This habitat type also has a focus of distribution in the Rhön region within Hesse, and with a size of 426.1 ha it is of state-wide and of nationwide importance regarding spatial extent as well as the floristic inventory.
The fauna of butterflies and moths is similar to the fauna of the Nardus grasslands. Mountain meadows are among the most colourful plant communities of central Europe with a series of conspicuous flower aspects in rapid succession. Areas of springs and wetlands as well as rocks frequently create a small-scale mosaic together with different types of other grassland vegetation.
Most of the grasslands are currently mowed. However, in many partial areas there are mowing pastures, or purely grazed sites. Some sites lay fallow. A rather recent economic aspect has developed with the value of the mountain meadows for tourism. Currently the use of most areas has greatly intensified. Both grazing and disuse are threatening this habitat type in different manners.
Therefore, the LIFE project wants to test different care measures on sample areas. Another threat are the non-native lupines with are enriching the ground with nitrogen.
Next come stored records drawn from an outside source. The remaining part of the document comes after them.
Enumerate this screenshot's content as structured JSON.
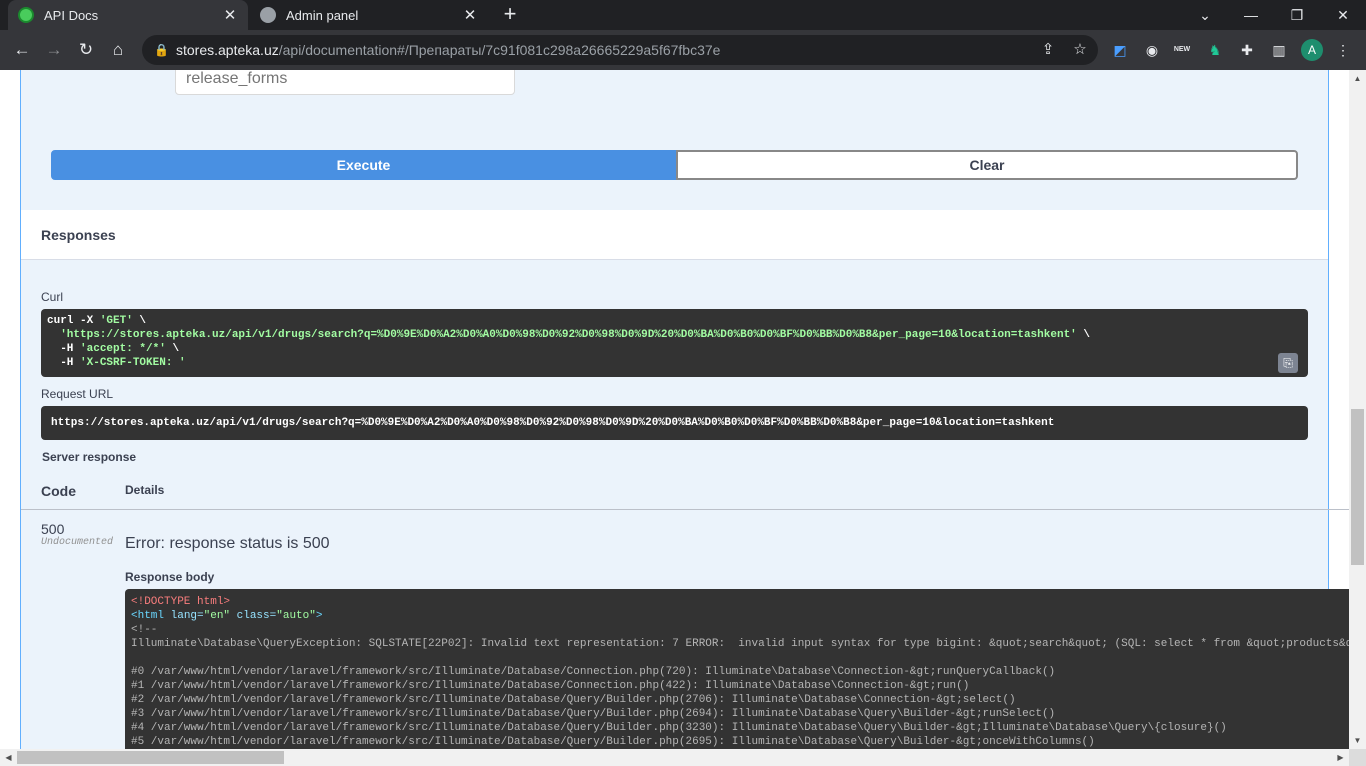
{
  "tabs": [
    {
      "title": "API Docs",
      "close": "✕"
    },
    {
      "title": "Admin panel",
      "close": "✕"
    }
  ],
  "window": {
    "newtab": "+",
    "dropdown": "⌄",
    "minimize": "—",
    "maximize": "❐",
    "close": "✕"
  },
  "address_bar": {
    "host": "stores.apteka.uz",
    "path": "/api/documentation#/Препараты/7c91f081c298a26665229a5f67fbc37e"
  },
  "profile": {
    "initial": "A"
  },
  "extensions": {
    "new_badge": "NEW"
  },
  "params": {
    "release_forms_placeholder": "release_forms"
  },
  "buttons": {
    "execute": "Execute",
    "clear": "Clear"
  },
  "responses": {
    "heading": "Responses",
    "curl_label": "Curl",
    "curl_lines": [
      {
        "pre": "curl -X ",
        "str": "'GET'",
        "post": " \\"
      },
      {
        "pre": "  ",
        "str": "'https://stores.apteka.uz/api/v1/drugs/search?q=%D0%9E%D0%A2%D0%A0%D0%98%D0%92%D0%98%D0%9D%20%D0%BA%D0%B0%D0%BF%D0%BB%D0%B8&per_page=10&location=tashkent'",
        "post": " \\"
      },
      {
        "pre": "  -H ",
        "str": "'accept: */*'",
        "post": " \\"
      },
      {
        "pre": "  -H ",
        "str": "'X-CSRF-TOKEN: '",
        "post": ""
      }
    ],
    "request_url_label": "Request URL",
    "request_url": "https://stores.apteka.uz/api/v1/drugs/search?q=%D0%9E%D0%A2%D0%A0%D0%98%D0%92%D0%98%D0%9D%20%D0%BA%D0%B0%D0%BF%D0%BB%D0%B8&per_page=10&location=tashkent",
    "server_response_label": "Server response",
    "columns": {
      "code": "Code",
      "details": "Details"
    },
    "status_code": "500",
    "status_note": "Undocumented",
    "error_message": "Error: response status is 500",
    "body_label": "Response body",
    "body": {
      "doctype": "<!DOCTYPE html>",
      "html_open": "<html",
      "lang_attr": " lang=",
      "lang_val": "\"en\"",
      "class_attr": " class=",
      "class_val": "\"auto\"",
      "html_close": ">",
      "comment": "<!--",
      "exception": "Illuminate\\Database\\QueryException: SQLSTATE[22P02]: Invalid text representation: 7 ERROR:  invalid input syntax for type bigint: &quot;search&quot; (SQL: select * from &quot;products&quot;",
      "trace": [
        "#0 /var/www/html/vendor/laravel/framework/src/Illuminate/Database/Connection.php(720): Illuminate\\Database\\Connection-&gt;runQueryCallback()",
        "#1 /var/www/html/vendor/laravel/framework/src/Illuminate/Database/Connection.php(422): Illuminate\\Database\\Connection-&gt;run()",
        "#2 /var/www/html/vendor/laravel/framework/src/Illuminate/Database/Query/Builder.php(2706): Illuminate\\Database\\Connection-&gt;select()",
        "#3 /var/www/html/vendor/laravel/framework/src/Illuminate/Database/Query/Builder.php(2694): Illuminate\\Database\\Query\\Builder-&gt;runSelect()",
        "#4 /var/www/html/vendor/laravel/framework/src/Illuminate/Database/Query/Builder.php(3230): Illuminate\\Database\\Query\\Builder-&gt;Illuminate\\Database\\Query\\{closure}()",
        "#5 /var/www/html/vendor/laravel/framework/src/Illuminate/Database/Query/Builder.php(2695): Illuminate\\Database\\Query\\Builder-&gt;onceWithColumns()"
      ]
    }
  },
  "colors": {
    "execute_bg": "#4990e2",
    "opblock_bg": "#ebf3fb",
    "code_bg": "#333333",
    "curl_string": "#a2fca2"
  }
}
Mowing, aimed cut out and short sudden grazing can avoid a spreading of this plant.
mountain hay meadow with Arnica montana - picture: Uwe Barth